The Battle in Aleppo Is the Battle for Syria

ANALYSIS: The wide-scale of attacks and violence, involvement of the air force, non-stop shelling, and dramatic death count, attest to the importance of the battle over Syria's second city.

The large-scale attacks on the city of Aleppo in Syria have been labeled a battle for the entire country, and justifiably so.

Reports of the fighting are contradictory, as the rebels claim to have taken over six neighborhoods in the city, as well as an important border crossing into Turkey.

On the other hand, the Syrian regime is firmly denying that version of the story, and claims to have expelled the rebels from many parts of the city.

The wide scale of the attacks, the involvement of the air force, the non-stop shelling, and the dramatic death count, however, attest to the importance of the battle.

The significance of the conquest of Aleppo by the rebels is hidden in the fact that Aleppo is the second largest city in Syria, and is considered the nation’s economic capital. By contrast, cities such as Daraa, Adlib, and even Homs, are less significant, and Free Syria Army successes in those cities amount to tactical victories, which will not bring about the collapse of Bashar Assad’s regime.

The fact that Aleppo played a mostly passive role in the conflict until recent weeks granted legitimacy to Assad’s claim that “the people are with the government,” and that the war against him was led by armed gangs.

The city is home to roughly 2.5 million residents, with another million or so living in towns in the district. Although most Aleppo residents are Sunnis, the city was cherished both by the current Assad and his father, as the country’s economic backbone. Today, many government workers of varying ranks and importance live there.

For this reason, Aleppo residents, mostly beneficiaries of government perks, preferred to keep away from the protests, to stay at home, and go about their business as other provinces were erupting.

The incorporation of Aleppo residents into the rebellion is a dramatic turning point in the conflict. If it leads to the city falling into the hands of the rebels, it could bolster the rebellion in Damascus, and even bring about the collapse of the regime.

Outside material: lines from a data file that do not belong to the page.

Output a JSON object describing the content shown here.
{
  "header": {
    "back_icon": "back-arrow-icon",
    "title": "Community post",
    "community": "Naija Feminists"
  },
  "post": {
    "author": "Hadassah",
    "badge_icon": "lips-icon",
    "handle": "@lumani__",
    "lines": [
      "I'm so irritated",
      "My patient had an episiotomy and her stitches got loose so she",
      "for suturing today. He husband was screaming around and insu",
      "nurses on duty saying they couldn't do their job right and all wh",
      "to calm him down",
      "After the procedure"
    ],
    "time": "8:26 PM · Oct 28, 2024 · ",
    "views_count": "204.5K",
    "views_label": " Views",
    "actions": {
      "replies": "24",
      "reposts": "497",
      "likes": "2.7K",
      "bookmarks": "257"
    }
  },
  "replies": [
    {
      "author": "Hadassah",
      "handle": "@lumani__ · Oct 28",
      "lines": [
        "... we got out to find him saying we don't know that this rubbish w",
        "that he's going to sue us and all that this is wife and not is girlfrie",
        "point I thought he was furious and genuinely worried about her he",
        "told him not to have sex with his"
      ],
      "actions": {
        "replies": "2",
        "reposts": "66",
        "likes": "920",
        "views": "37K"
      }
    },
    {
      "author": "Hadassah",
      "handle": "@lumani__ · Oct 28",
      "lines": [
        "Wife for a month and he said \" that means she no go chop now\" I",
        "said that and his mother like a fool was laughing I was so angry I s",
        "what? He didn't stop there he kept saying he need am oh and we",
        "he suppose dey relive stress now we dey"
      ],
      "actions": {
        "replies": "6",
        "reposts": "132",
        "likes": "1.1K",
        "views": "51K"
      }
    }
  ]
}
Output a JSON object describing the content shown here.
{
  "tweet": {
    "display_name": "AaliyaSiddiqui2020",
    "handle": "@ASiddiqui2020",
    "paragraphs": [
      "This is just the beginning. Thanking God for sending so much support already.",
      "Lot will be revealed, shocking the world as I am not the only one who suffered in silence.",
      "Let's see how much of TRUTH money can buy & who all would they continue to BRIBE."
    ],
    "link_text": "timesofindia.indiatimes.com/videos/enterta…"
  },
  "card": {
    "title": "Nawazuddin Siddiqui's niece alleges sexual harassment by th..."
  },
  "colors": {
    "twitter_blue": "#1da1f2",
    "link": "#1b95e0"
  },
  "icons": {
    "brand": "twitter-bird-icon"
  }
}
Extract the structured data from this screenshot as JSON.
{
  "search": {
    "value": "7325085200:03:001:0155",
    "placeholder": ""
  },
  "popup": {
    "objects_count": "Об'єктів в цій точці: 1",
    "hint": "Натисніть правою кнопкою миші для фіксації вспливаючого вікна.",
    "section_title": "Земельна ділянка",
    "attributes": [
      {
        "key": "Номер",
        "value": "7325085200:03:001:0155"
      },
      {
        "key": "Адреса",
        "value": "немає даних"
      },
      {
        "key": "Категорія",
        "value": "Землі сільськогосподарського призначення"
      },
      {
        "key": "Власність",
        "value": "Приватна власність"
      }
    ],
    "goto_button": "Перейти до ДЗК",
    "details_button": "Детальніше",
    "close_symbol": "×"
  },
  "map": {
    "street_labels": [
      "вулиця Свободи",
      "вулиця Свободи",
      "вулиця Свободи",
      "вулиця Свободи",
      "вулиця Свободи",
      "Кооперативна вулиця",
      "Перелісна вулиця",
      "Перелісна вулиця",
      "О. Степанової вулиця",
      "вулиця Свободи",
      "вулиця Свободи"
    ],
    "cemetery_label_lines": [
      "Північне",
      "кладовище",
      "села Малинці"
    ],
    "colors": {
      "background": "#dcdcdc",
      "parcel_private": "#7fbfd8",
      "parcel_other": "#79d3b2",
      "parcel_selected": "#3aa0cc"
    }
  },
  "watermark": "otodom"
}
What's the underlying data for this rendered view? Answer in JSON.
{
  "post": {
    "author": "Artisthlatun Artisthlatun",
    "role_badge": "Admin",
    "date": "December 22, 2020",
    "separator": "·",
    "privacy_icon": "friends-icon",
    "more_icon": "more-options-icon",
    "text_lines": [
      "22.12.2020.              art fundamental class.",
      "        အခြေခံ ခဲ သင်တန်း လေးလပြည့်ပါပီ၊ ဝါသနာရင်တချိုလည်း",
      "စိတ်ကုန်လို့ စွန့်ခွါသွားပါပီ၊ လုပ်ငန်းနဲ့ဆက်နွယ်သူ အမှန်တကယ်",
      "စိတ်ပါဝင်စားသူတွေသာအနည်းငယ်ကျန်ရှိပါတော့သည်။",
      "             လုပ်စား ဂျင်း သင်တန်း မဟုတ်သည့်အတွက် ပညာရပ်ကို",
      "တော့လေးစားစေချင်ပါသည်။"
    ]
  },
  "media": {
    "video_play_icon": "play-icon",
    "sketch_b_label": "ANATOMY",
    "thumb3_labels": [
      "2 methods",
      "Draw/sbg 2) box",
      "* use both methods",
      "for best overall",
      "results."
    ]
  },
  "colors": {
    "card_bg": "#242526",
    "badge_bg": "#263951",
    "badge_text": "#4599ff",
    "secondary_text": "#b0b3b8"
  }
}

The city’s proximity to Turkey, and the critical border crossing, make Aleppo a prime area in which to set up a secure zone. Turkey is clamoring for just that, as well as a base of operations for military, logistic, and civil operations for foreign entities, primarily Turkey, that could choose to intervene in the conflict.

If such a secure zone were set up in Aleppo, opposition leaders, currently active outside of Syria, could return to the country and establish a temporary government within the nation’s borders. The fact that opposition leaders have been active outside of the country has made it difficult for them to claim to be cooperating with the rebellion.

With this kind of background, Aleppo is on par with Benghazi, Libya, where Libyan opposition forces that defected from that nation’s army succeeded in establishing an administrative and command center, from which they then set out to conquer the rest of the country, and the capital, Tripoli.

As alluring as the comparison may seem, the circumstances in Syria are different, as Syrian opposition forces are still having a difficult time uniting under one central command.
It still appears that each militia, or “battalion,” controls the areas most familiar to them, with some degree of loose cooperation.

Moreover, clashes continue to flare up between rebel groups, some of them over ethnic or religious differences. Other conflicts are fueled by different groups’ apparent motive to use conquered areas as bases of power following Assad’s downfall.

According to reports coming from the territory surrounding Aleppo, dozens of organizations are involved in the fighting, including Salafis, groups associated with al-Qaida, independent Kurdish forces, and local gangs. The general assumption is also that every organization is backed by a foreign power – providing support for “their” activists.

The involvement of Saudi Arabia, Qatar, Iran, Iraq, Kurdistan, Turkey, and recent financial and munitions support from the United States, is not hidden, but out in the open.

Such involvement has also failed to unite the opposition forces, and some nations, such as Iran and Iraq, have no interest in doing so, and rather intend to take advantage of the splits within the opposition as a means to influence Syria in the future.

Another aspect of the hidden importance in the battle over Aleppo, is that control of the city could establish a center for the rebels, as well as a focus point for organized, large-scale international aid, something that has been missing up until this point.

It could also be a turning point for Russia and China, which still believe in Assad’s ability to re-conquer the country.

The battle could also lead to widespread defections, many more than have already occurred, as the families of many high ranking officers live in Aleppo, and a great deal of them have already fled to Turkey or Lebanon.